Dataset items:
________________________________________

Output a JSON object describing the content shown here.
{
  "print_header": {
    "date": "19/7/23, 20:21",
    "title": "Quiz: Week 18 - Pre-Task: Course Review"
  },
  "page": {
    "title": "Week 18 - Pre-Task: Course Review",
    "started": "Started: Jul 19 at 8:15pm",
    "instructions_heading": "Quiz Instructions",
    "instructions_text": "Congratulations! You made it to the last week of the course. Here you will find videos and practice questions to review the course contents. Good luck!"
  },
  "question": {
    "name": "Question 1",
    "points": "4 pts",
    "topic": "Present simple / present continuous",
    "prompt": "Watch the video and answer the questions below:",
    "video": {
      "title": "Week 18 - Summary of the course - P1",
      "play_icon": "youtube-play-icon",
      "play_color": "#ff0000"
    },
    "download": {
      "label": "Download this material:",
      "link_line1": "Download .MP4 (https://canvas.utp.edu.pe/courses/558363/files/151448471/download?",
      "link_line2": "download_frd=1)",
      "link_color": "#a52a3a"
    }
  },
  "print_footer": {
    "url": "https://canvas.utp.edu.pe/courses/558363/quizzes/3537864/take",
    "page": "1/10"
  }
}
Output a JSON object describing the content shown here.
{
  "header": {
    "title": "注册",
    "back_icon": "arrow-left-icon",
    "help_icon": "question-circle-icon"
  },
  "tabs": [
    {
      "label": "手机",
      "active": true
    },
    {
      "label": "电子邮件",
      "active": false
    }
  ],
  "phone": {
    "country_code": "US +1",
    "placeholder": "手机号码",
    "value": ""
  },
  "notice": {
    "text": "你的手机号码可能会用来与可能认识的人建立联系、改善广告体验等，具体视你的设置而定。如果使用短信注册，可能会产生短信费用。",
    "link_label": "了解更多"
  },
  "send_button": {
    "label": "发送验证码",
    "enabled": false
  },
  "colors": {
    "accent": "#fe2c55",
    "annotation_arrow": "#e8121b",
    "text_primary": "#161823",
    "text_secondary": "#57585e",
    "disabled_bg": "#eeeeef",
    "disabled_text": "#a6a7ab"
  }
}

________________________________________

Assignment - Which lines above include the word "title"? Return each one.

Exercise solution -
    "title": "Quiz: Week 18 - Pre-Task: Course Review"
    "title": "Week 18 - Pre-Task: Course Review",
      "title": "Week 18 - Summary of the course - P1",
    "title": "注册",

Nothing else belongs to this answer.